- _Web page and app entries_
--*--

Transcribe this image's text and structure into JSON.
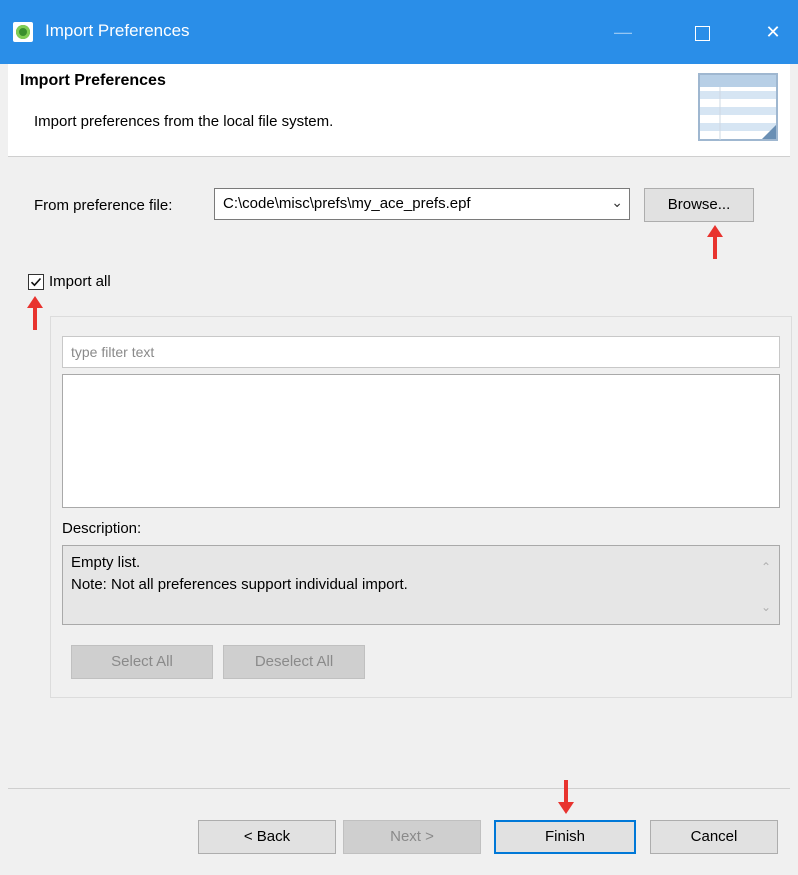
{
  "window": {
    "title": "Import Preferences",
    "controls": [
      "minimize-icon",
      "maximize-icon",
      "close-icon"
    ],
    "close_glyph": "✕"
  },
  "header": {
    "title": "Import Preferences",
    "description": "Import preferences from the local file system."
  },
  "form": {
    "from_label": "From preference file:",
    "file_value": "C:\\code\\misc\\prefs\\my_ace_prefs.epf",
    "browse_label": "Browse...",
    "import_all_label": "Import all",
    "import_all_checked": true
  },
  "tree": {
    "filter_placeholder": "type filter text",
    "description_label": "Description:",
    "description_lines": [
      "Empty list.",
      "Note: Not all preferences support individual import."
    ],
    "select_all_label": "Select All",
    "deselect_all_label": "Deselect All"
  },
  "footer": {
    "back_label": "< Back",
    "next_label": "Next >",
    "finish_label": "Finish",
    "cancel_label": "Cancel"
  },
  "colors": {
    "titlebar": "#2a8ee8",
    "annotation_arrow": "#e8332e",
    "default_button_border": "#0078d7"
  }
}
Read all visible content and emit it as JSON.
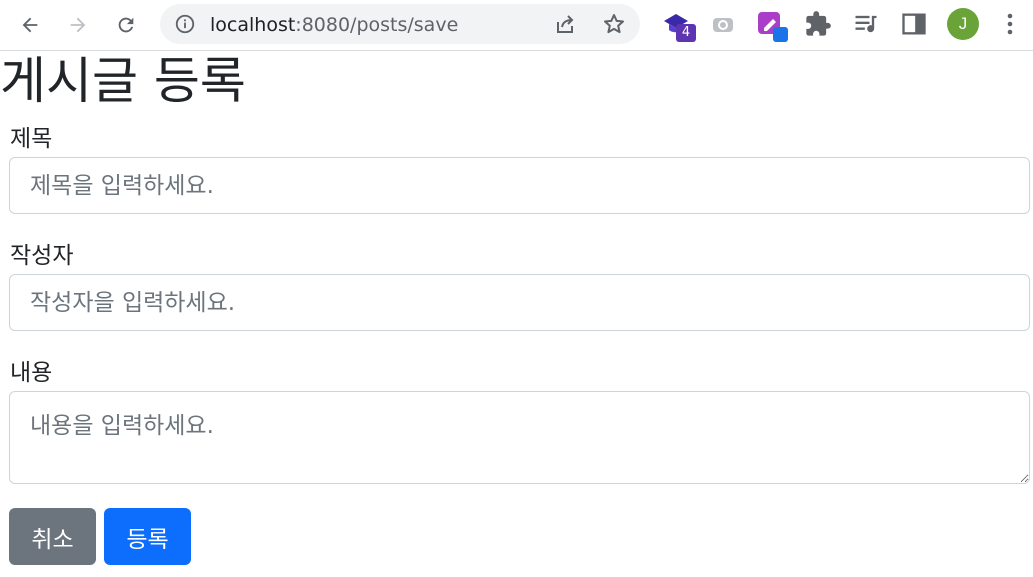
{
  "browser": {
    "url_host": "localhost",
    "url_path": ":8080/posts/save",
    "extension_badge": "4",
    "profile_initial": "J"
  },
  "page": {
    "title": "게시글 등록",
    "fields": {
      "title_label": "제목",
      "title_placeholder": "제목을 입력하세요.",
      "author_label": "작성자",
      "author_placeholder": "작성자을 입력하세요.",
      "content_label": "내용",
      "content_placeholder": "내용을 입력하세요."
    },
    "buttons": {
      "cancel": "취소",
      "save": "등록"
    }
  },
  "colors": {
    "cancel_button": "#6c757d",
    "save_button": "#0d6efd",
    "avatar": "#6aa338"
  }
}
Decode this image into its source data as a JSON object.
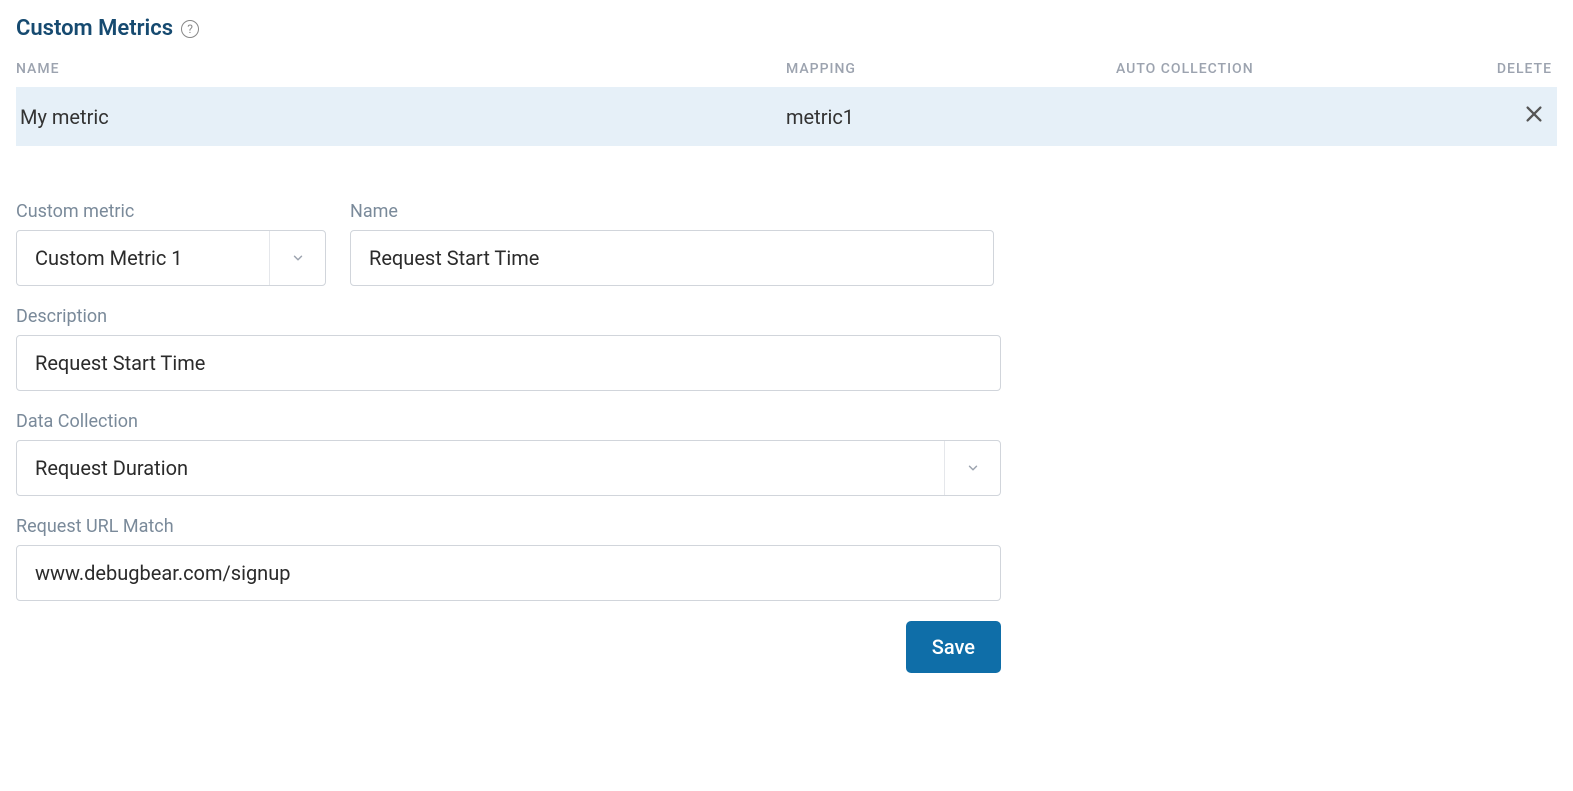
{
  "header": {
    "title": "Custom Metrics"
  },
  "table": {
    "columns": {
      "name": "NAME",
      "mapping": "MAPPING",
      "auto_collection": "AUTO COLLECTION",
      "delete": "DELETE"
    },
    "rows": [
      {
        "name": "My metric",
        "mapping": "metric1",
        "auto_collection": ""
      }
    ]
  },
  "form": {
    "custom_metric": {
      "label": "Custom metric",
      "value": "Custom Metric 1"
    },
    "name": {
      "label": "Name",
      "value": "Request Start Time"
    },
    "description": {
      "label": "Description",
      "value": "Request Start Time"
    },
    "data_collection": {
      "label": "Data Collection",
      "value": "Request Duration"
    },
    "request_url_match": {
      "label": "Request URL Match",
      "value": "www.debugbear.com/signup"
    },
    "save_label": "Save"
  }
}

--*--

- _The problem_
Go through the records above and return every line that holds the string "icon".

- _Output_
      "minimize-icon",
      "maximize-icon",
      "close-icon"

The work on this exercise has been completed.